__Available data__
══════

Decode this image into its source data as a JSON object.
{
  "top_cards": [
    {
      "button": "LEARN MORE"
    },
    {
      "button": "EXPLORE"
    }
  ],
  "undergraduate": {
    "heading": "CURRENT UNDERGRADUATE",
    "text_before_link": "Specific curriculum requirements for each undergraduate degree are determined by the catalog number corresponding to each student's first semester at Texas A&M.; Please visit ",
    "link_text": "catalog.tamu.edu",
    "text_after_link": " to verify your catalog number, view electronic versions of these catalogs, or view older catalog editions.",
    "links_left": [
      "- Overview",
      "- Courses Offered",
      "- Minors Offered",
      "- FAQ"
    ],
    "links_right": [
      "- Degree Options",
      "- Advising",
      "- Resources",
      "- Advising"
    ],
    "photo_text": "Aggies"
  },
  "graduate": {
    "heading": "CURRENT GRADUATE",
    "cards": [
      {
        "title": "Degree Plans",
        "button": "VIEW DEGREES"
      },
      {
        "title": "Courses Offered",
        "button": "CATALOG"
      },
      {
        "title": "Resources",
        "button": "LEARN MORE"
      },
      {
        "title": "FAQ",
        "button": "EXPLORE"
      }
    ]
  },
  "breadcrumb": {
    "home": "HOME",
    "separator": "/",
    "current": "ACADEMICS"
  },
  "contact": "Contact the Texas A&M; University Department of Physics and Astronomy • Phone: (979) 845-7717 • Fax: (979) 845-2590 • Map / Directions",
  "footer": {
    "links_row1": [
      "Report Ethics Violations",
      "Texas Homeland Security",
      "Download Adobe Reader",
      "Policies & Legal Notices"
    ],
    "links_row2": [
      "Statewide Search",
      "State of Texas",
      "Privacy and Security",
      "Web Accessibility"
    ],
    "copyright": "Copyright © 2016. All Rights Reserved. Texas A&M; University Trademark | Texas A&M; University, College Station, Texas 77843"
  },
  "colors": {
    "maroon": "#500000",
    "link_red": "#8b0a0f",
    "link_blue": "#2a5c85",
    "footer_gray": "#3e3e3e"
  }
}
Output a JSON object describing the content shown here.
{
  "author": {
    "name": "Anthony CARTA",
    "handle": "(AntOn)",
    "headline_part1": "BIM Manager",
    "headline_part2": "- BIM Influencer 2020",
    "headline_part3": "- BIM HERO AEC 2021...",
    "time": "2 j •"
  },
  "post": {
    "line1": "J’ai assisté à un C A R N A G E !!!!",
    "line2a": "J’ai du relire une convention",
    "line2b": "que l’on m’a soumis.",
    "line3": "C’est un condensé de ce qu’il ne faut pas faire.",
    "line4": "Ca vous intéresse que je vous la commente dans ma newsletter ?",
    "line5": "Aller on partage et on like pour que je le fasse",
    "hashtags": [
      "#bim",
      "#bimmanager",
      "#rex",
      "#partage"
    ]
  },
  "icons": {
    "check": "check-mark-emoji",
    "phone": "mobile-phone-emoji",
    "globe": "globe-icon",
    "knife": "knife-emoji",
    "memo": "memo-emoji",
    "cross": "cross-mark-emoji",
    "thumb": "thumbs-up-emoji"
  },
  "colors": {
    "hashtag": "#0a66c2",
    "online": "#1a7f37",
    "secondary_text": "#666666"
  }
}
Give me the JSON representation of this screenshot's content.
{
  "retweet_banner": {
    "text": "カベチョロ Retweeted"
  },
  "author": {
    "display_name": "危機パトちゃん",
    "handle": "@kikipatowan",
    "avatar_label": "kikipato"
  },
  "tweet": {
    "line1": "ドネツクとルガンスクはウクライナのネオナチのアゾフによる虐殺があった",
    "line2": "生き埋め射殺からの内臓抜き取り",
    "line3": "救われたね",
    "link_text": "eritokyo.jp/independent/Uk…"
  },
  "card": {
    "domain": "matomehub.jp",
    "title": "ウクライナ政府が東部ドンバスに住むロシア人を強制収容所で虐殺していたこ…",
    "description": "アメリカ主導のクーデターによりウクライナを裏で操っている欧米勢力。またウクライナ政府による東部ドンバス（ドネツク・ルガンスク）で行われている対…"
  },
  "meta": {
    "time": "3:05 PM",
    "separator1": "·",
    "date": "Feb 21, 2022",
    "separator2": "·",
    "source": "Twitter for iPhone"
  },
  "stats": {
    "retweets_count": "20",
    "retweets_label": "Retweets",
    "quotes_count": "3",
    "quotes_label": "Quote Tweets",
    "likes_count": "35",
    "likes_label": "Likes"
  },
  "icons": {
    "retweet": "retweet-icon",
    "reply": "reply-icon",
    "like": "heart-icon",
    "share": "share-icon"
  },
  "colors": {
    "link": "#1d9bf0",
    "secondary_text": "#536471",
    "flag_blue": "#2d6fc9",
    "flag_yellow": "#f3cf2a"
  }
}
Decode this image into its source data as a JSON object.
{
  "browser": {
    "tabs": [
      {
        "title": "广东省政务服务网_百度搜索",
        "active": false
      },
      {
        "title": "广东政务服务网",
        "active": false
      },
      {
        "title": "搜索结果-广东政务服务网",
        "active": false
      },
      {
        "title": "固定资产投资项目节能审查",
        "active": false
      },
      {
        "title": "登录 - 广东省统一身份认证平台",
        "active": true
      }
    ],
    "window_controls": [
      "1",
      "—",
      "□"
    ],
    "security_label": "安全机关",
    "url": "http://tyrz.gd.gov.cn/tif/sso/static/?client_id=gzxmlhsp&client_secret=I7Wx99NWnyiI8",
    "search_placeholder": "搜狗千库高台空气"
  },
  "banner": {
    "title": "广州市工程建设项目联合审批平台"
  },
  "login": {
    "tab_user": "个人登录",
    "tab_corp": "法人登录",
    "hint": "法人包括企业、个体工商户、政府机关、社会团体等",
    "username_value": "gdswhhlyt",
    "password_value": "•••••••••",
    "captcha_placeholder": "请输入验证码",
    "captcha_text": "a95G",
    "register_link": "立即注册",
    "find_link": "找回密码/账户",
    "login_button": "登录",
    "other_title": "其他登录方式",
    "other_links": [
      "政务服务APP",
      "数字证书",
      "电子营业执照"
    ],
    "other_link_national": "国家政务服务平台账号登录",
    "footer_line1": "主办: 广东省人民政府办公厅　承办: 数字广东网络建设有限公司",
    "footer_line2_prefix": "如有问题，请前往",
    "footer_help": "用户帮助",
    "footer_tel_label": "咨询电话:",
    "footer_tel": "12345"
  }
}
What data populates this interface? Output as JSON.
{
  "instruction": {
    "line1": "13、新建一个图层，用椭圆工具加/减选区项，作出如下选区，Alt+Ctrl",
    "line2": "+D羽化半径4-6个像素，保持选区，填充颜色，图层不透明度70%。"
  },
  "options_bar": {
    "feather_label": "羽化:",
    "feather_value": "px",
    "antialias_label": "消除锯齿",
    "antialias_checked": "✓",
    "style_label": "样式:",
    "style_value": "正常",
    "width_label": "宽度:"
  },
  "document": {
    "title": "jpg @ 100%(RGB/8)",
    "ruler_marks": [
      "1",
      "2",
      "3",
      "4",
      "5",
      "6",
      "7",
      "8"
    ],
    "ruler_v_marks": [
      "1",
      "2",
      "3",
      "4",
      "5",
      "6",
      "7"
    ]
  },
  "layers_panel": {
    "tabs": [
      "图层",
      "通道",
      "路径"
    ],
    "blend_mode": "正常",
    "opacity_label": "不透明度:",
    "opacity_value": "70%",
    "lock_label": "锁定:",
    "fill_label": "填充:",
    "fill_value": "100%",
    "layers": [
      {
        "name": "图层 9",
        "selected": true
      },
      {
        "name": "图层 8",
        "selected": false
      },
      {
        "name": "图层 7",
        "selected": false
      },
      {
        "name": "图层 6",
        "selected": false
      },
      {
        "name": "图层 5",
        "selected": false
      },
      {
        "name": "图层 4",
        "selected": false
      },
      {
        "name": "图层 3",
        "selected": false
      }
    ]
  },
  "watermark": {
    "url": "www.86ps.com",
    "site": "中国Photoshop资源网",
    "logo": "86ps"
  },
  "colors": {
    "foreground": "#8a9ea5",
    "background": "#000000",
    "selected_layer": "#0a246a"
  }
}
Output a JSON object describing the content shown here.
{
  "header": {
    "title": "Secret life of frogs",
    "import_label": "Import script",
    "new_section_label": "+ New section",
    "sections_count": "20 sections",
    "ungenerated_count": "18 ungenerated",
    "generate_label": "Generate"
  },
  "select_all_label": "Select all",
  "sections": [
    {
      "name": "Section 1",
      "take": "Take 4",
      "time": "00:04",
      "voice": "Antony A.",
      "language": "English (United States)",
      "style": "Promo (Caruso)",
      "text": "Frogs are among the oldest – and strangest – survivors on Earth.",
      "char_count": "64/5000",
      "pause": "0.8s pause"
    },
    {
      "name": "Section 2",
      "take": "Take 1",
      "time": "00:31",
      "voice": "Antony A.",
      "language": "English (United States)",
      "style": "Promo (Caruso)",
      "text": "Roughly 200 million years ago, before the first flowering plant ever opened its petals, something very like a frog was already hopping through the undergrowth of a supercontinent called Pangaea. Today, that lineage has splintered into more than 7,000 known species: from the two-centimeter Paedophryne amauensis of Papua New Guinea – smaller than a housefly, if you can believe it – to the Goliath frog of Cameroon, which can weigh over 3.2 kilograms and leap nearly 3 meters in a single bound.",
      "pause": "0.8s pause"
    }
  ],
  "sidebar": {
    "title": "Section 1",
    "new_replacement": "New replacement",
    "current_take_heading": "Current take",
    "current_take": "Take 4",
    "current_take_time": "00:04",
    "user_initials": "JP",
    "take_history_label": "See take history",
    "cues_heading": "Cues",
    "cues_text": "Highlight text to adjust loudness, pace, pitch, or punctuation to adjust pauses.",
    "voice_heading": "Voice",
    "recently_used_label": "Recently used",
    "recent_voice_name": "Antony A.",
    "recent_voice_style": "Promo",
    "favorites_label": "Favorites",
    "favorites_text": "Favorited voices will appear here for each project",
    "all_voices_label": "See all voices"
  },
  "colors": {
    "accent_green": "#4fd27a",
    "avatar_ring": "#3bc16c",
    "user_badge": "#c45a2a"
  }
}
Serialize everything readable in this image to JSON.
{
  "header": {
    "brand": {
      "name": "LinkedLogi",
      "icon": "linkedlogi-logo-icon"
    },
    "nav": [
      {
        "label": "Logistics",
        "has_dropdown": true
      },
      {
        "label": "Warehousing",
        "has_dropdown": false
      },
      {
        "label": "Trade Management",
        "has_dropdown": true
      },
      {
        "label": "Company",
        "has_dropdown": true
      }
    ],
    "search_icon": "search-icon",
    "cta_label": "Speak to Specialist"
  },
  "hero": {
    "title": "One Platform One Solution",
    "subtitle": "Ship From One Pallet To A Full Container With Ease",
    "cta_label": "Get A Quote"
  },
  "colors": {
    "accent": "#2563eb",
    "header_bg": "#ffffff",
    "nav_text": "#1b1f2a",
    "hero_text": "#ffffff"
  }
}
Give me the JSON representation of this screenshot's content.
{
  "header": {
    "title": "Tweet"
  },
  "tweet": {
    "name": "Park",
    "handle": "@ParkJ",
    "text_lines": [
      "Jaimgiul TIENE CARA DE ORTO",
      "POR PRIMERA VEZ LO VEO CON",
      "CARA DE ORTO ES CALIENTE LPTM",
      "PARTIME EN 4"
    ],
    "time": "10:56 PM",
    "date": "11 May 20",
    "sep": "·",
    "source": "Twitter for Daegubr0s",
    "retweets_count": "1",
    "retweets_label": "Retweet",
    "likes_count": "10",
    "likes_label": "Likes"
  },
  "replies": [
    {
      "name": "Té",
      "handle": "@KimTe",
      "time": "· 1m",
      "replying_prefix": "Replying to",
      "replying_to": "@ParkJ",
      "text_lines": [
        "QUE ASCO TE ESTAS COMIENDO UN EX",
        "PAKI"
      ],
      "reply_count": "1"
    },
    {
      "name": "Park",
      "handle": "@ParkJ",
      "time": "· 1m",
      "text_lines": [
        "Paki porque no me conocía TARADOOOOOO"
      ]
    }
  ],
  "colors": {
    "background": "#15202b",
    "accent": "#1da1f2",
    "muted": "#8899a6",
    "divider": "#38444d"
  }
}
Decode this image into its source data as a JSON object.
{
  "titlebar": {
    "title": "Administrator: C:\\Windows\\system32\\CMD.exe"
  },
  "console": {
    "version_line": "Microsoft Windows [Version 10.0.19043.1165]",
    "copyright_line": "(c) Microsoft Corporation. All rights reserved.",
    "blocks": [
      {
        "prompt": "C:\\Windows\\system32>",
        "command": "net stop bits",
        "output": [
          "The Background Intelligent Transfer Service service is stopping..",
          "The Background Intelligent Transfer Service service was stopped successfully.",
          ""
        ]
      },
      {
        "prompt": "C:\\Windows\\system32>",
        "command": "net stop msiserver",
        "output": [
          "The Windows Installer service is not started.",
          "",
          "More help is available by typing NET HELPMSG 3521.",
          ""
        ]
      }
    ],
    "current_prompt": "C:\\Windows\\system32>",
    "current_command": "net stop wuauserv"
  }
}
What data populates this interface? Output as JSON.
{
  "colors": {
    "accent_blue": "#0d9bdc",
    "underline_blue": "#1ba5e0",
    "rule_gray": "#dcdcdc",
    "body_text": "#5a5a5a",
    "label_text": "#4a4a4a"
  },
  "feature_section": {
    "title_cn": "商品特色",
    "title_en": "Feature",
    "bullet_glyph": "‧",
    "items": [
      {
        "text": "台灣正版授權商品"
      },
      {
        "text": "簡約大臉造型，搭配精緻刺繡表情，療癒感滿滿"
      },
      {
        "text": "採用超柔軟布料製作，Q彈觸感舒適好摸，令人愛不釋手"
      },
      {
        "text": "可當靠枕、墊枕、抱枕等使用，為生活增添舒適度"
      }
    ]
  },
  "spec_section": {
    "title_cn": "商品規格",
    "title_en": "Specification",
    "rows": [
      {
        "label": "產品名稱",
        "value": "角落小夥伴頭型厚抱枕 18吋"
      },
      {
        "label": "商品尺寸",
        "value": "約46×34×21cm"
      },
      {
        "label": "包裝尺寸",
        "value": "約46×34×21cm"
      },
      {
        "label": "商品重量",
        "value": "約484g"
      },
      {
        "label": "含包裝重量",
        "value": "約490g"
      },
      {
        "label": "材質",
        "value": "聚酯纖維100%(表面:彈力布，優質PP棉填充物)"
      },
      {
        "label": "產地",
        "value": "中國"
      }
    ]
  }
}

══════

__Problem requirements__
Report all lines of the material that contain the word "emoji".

__Answer space__
    "check": "check-mark-emoji",
    "phone": "mobile-phone-emoji",
    "knife": "knife-emoji",
    "memo": "memo-emoji",
    "cross": "cross-mark-emoji",
    "thumb": "thumbs-up-emoji"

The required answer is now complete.